My current bike, a 1997 Yamaha Virago named Erika, is a little bit more elaborate, and designed more with aesthetics in mind, so the oil filter has to be put directly into the engine. So the bike has cleaner lines. The problem with that, is that in order to open the port for the filter, you have to remove,or at least loosen, the right side crash bar. The crash bars, for my non-riding readers, are the big chrome parentheses on the front, near the foot pegs, which keep the engine off the ground in the event that the bike tips over. Saves money (and your paint job) in the long run.
In the short run, they’re a royal pain to remove on this model.
The first two bolts were easy, once I’d got a hold of the right length socket. The bar still wouldn’t move and then I saw another big bolt, which proceeded to chew up the next three hours of my time.
It wouldn’t budge.

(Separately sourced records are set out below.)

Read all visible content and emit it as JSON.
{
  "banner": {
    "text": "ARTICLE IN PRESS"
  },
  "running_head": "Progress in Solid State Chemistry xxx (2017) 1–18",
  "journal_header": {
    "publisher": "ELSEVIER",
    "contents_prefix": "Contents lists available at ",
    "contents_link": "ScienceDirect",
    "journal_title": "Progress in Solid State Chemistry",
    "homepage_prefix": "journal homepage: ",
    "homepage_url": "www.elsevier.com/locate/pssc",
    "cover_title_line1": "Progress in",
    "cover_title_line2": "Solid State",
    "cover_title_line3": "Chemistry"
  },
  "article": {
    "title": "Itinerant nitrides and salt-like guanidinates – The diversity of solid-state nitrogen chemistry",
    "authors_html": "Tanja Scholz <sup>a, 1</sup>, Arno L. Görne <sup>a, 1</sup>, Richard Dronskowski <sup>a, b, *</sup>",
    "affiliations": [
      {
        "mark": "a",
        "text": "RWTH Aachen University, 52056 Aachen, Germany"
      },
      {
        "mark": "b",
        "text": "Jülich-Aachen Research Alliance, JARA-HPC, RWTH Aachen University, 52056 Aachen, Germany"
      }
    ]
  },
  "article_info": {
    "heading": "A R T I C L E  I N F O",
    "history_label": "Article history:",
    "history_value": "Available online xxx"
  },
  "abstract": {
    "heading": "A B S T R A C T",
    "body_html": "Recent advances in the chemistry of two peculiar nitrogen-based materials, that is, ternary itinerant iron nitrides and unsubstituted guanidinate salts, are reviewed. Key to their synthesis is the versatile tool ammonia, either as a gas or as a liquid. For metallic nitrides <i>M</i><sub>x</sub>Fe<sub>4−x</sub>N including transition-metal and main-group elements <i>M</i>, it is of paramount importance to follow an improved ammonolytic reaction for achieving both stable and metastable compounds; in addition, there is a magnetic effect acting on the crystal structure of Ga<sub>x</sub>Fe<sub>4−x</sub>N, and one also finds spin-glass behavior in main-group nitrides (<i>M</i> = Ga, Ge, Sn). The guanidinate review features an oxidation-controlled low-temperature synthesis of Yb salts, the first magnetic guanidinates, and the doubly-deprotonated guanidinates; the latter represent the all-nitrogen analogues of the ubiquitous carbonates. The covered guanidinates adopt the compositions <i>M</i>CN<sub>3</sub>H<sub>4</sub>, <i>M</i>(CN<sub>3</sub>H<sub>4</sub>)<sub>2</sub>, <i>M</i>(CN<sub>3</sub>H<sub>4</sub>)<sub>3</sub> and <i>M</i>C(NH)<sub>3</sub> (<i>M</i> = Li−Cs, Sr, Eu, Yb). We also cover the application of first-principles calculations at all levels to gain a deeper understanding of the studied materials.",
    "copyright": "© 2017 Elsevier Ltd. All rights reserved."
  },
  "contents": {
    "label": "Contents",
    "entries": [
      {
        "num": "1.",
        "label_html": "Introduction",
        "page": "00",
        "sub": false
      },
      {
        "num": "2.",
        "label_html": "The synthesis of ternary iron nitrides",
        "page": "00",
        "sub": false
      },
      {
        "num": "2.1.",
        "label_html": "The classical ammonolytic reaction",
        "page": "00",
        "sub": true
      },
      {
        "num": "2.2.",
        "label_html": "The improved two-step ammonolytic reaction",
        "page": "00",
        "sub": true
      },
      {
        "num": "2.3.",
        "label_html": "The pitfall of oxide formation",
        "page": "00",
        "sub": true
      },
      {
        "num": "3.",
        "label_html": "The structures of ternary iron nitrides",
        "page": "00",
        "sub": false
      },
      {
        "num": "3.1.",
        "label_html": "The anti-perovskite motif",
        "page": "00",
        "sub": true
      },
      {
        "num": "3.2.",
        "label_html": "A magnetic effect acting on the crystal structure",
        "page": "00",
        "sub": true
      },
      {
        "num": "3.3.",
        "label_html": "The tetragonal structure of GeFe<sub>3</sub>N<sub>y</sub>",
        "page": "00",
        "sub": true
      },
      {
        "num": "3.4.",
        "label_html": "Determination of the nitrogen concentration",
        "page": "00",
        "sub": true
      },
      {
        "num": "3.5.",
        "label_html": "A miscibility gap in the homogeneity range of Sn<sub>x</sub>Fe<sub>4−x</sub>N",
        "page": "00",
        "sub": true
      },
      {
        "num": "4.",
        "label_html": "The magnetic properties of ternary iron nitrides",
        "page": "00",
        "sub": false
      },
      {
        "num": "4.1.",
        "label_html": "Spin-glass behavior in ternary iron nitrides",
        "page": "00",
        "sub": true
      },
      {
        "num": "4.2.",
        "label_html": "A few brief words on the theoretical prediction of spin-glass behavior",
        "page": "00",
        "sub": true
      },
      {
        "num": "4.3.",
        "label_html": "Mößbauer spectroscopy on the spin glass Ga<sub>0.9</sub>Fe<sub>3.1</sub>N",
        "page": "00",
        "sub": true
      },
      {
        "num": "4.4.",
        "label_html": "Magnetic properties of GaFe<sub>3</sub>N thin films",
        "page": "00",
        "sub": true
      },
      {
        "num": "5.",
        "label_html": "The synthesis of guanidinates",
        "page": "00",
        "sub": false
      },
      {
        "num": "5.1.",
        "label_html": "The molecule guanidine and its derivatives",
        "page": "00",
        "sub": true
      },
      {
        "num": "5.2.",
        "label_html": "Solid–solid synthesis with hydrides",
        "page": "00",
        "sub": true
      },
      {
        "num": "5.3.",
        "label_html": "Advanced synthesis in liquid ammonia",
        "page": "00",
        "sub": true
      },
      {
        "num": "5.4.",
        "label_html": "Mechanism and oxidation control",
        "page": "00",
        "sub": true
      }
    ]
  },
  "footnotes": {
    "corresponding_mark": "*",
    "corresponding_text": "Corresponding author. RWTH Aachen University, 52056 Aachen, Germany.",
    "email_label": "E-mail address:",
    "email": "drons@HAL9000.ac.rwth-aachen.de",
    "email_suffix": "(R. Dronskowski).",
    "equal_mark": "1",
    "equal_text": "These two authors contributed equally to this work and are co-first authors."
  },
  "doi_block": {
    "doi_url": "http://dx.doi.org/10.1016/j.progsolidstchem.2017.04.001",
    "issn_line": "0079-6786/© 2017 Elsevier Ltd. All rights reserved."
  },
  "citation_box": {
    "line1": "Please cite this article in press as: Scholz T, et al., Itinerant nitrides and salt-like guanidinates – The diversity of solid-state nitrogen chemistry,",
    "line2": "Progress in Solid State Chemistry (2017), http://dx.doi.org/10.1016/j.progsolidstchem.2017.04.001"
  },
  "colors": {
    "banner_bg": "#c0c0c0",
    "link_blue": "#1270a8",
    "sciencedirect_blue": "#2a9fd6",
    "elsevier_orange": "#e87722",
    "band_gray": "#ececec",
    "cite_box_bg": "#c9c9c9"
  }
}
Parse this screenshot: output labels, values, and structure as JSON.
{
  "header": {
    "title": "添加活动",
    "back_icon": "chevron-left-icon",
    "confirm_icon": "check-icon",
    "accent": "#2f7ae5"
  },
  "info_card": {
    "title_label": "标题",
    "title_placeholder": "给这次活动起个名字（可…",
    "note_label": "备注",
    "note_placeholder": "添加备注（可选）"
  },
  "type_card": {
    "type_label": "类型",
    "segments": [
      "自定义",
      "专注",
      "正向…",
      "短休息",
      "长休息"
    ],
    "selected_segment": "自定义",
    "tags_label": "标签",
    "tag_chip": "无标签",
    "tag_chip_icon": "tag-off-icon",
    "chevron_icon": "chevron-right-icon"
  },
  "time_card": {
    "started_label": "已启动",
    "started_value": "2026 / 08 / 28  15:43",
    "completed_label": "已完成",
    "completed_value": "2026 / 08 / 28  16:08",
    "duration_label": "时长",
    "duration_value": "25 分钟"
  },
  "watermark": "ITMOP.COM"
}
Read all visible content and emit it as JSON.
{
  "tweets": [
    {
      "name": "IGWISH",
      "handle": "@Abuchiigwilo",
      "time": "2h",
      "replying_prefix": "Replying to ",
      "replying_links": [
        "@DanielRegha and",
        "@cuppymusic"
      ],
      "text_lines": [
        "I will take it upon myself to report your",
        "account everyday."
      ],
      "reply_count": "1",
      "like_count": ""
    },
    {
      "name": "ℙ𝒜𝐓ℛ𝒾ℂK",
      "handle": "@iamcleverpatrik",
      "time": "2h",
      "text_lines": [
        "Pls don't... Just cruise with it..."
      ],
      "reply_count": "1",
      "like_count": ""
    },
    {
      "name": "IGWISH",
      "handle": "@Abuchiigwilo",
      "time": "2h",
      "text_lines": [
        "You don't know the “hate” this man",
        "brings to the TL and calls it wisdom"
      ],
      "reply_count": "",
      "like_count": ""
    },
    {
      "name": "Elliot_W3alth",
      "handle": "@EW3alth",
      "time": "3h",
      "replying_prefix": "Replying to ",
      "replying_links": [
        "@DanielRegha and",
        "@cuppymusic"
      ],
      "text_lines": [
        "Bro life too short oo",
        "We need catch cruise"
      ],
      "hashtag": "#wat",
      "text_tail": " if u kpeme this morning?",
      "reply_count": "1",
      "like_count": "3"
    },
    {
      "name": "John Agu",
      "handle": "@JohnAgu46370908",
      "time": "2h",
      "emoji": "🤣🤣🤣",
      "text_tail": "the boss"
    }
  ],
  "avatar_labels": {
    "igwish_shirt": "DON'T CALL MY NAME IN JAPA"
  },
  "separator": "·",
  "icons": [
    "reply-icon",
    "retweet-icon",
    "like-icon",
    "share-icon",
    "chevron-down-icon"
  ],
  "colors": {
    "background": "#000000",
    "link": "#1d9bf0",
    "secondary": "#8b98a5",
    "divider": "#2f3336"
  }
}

I tried wrenches, sockets, hammers, WD-40. Nothing worked. I tried cutting down an allen wrench with a hacksaw, to see if I could fit it into the smaller space between the bar and the filter cover, so I wouldn’t need to remove the bar at all. I did, but then the cover was wider than the space…and how would I have gotten the filter in anyway? More time wasted.
My dad, who had come to see how I was getting along, kept insisting that I just give up and take it to a mechanic, because “the have special tools, and they know what they’re doing.”
I kept telling him, that all this needed was a wrench and some leverage, not 200 of my dollars.
He left, and almost immediately afterwards, I saw a fourth bolt on the crash bar assembly.
You see it coming, don’t you?
That’s the bolt I should have been working on. Turning my head just a little to one side, I saw that the bolt I had been trying for a couple hours to remove did nothing but hold the two segments of the bar together. It was the fourth bolt that actually held the thing on the bike. I laughed for two full minutes when I saw that. This one came off easily enough, (though it was a time-consuming process, since it’s in a spot where you can only give it an eighth turn at a time) and I did eventually change the filter, though at that point I was running late for band practice and had to put the rest of the maintenance—and my first ride—off until another day.
What secrets of the universe did I uncover in all this boneheadery, you ask?
First, perseverance pays. My dad wanted me to give up right away. To be defeated and say “I can’t do it.” The “special tool” I needed for the job turned out to be a 14mm box wrench. While I’ll grant you that there are, and ever will be, times where one may acknowledge oneself to be out of their depth, the key to living is to know where that point is, and not assume that it’s “right away.” Capability is a large part of satisfaction and well-being—you got this, even if it takes a while.
Second, look at things a little sideways. If I had turned my head a little to one side when I first started in, I’d have been done in a third the time, and wouldn’t have needed a hacksaw. The solution to a problem can sometimes be found strictly in the way you’re looking at it.
Finally, keep an eye on the big picture. I wasted a whole day, and I didn’t get to ride on that warm day when I changed the filter…but that’s fine. Why? Because it rained for the next five days, in 30-40 degree temperatures. Riding in the rain is also possible but uncomfortable; have you ever had someone put a bunch of sewing needles in a leaf blower and aim them at your face? Yeah. So I wouldn’t have ridden anyway, plus the rain washes all the salt off the road, preventing corrosion, and if I had waited until today’s 60 degree weather to start in on the maintenance, I’d have blown all of today and been a lot more upset about it.
Everything moves forward…clinging to one negative spot will only hurt your arms. This may have been a pain in the ass in the short run, but it’s worked out beautifully.
Now if you’ll excuse me, I have to go finish wrenching up the secrets of the universe.
Be Seeing You.